Recorded information section start
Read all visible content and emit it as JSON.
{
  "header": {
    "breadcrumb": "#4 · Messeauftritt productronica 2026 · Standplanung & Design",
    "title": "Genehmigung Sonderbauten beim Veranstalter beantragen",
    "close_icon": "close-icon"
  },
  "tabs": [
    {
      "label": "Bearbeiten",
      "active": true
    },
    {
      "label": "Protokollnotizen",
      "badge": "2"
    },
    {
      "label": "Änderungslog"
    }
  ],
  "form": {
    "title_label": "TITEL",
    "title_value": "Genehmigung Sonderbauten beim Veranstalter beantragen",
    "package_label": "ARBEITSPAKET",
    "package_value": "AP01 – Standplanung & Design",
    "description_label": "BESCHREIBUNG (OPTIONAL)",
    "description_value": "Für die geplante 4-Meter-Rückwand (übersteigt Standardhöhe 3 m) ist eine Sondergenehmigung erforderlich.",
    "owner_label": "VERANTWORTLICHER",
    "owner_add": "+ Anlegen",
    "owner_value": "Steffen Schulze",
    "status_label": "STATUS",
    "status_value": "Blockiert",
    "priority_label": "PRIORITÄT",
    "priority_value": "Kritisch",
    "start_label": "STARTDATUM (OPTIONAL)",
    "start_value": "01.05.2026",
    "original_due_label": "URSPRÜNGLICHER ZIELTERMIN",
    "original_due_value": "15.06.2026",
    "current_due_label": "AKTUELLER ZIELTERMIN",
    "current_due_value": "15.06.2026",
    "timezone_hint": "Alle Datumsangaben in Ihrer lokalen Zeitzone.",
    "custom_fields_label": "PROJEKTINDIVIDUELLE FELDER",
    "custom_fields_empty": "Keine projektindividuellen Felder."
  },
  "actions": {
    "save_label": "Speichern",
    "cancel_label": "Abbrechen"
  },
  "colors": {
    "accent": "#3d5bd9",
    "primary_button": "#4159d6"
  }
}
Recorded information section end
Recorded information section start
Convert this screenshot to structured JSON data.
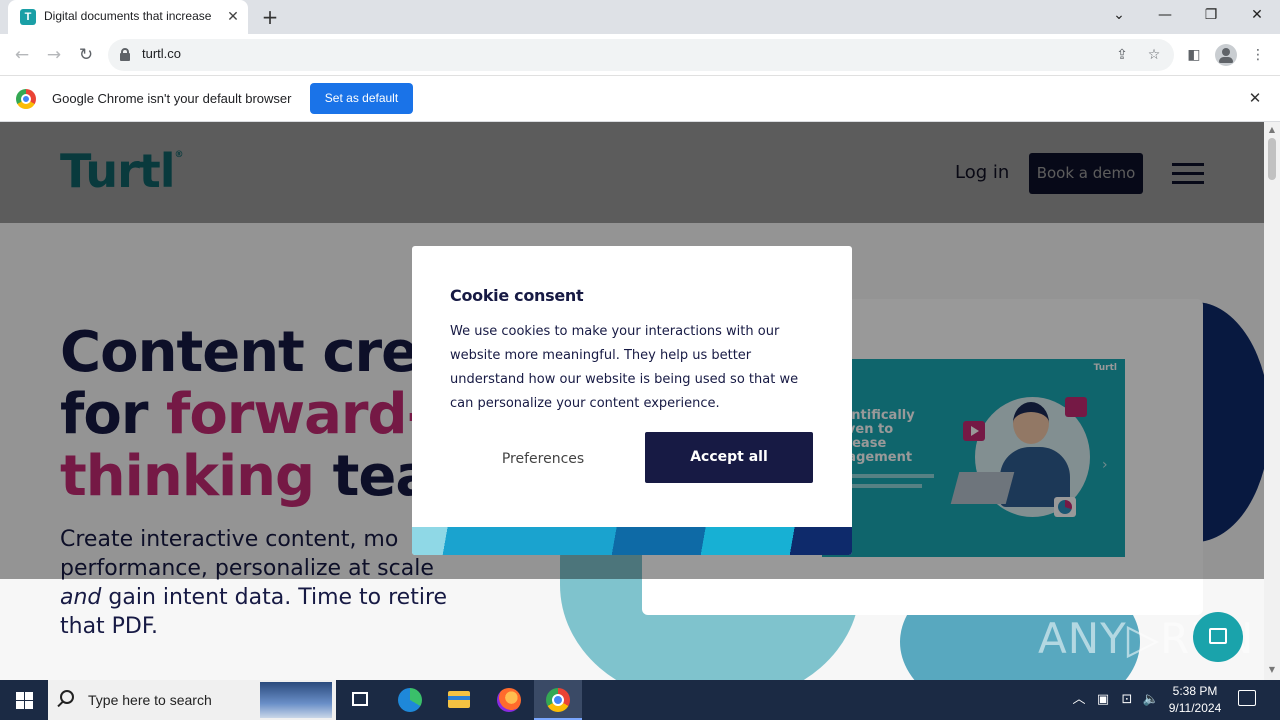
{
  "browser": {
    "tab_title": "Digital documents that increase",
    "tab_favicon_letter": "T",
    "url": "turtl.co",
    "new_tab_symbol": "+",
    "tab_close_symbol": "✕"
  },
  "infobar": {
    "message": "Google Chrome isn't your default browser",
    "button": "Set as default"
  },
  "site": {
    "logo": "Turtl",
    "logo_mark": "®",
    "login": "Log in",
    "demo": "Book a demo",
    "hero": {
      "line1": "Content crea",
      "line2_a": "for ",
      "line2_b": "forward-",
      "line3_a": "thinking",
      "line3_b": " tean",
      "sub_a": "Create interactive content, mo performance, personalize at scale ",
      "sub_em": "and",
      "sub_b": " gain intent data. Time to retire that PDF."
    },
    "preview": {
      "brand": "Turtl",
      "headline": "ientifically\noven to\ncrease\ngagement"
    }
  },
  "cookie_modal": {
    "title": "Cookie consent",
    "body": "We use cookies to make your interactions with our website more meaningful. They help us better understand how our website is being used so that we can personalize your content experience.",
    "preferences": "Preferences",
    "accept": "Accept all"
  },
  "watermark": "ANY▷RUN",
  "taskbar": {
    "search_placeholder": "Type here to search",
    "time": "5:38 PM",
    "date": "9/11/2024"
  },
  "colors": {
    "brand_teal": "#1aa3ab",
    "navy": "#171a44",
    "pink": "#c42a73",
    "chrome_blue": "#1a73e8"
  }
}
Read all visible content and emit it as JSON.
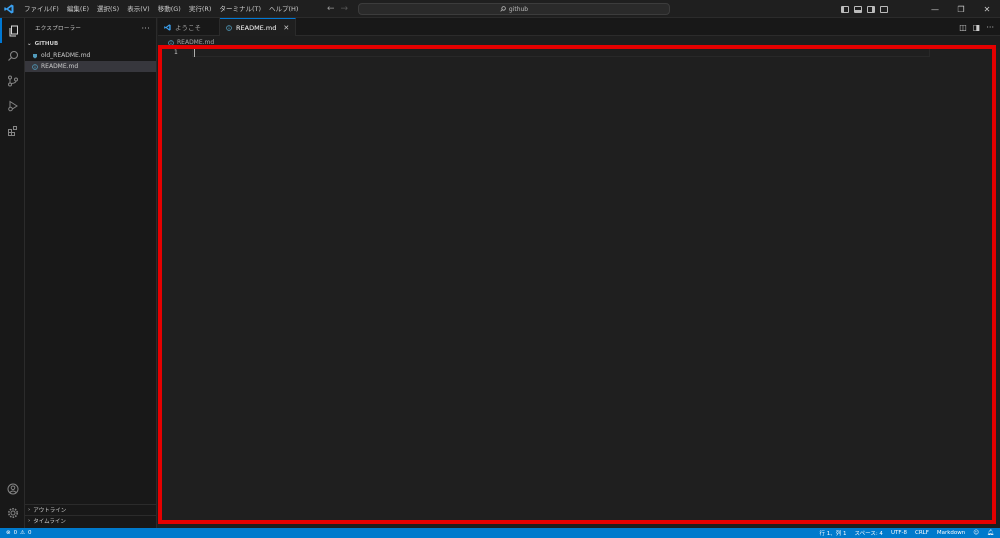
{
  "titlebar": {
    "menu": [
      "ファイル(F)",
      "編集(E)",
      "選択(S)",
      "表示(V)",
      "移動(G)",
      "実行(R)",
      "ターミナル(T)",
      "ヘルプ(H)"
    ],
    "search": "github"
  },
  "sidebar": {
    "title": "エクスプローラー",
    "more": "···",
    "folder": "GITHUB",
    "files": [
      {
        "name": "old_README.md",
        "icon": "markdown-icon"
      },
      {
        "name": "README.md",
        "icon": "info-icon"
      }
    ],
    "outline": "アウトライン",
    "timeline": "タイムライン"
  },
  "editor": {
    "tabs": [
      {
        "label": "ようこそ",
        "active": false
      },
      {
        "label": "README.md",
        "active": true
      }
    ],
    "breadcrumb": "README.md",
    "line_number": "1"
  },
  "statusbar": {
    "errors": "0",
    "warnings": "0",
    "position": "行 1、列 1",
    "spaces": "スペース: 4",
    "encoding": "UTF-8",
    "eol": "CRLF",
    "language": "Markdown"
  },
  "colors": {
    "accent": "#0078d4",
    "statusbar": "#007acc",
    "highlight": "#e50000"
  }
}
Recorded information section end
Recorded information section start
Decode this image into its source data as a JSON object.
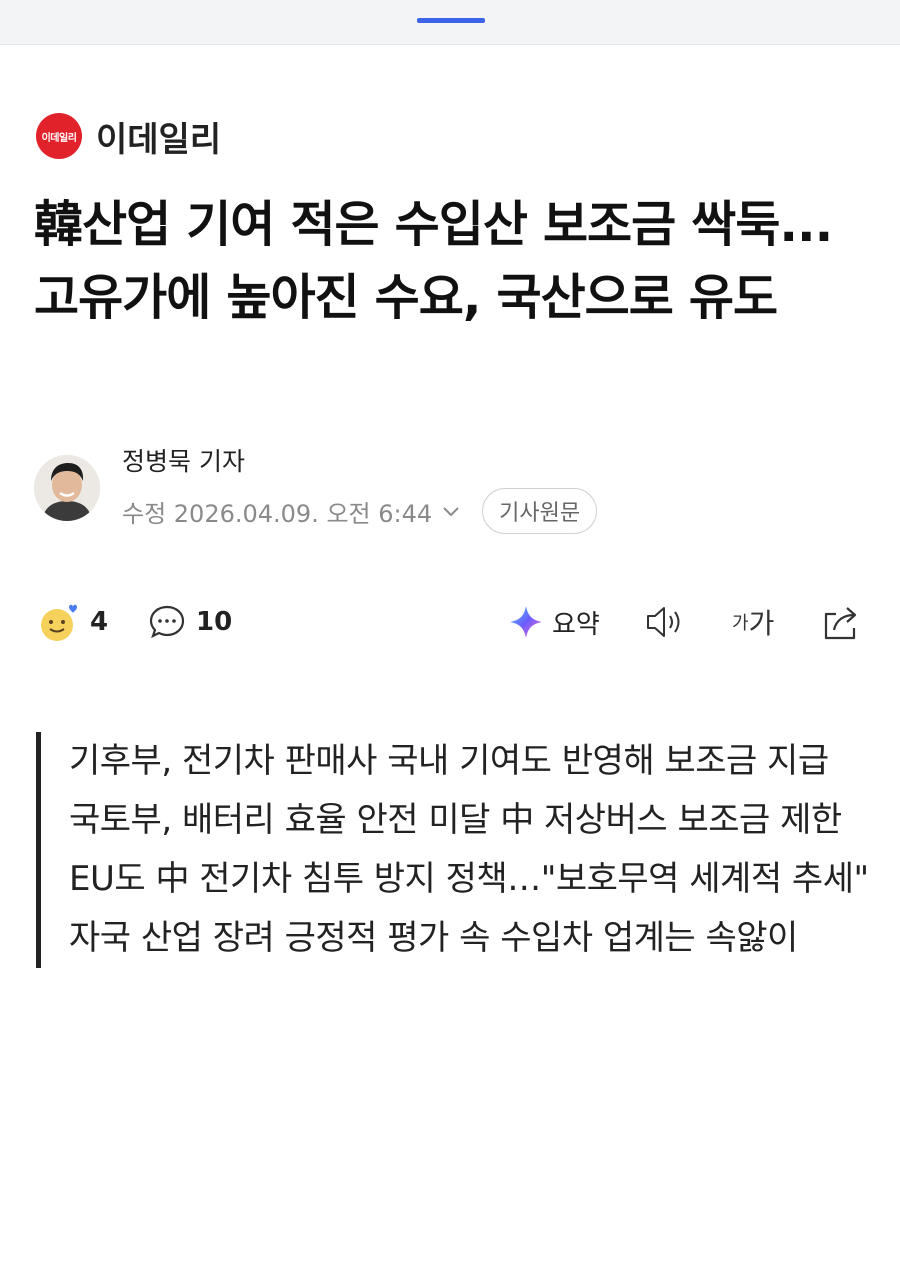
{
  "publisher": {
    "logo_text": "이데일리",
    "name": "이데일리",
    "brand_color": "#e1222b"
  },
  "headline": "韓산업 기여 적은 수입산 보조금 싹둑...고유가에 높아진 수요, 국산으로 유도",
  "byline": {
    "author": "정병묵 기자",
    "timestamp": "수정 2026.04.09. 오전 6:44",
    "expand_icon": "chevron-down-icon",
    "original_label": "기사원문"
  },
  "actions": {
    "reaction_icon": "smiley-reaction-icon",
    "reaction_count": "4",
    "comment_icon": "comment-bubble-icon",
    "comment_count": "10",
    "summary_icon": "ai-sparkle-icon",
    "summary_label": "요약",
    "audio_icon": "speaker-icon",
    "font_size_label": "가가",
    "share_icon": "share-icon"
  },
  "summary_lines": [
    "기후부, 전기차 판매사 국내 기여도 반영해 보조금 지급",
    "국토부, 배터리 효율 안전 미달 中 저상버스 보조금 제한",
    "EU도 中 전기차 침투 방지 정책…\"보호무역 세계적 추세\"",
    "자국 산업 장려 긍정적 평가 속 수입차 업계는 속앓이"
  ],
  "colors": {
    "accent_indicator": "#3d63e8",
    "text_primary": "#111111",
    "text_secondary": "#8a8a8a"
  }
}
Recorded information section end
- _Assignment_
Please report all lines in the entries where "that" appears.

- _Solution to the exercise_
    "tab_title": "Digital documents that increase",
      "sub_b": " gain intent data. Time to retire that PDF."
    "body": "We use cookies to make your interactions with our website more meaningful. They help us better understand how our website is being used so that we can personalize your content experience.",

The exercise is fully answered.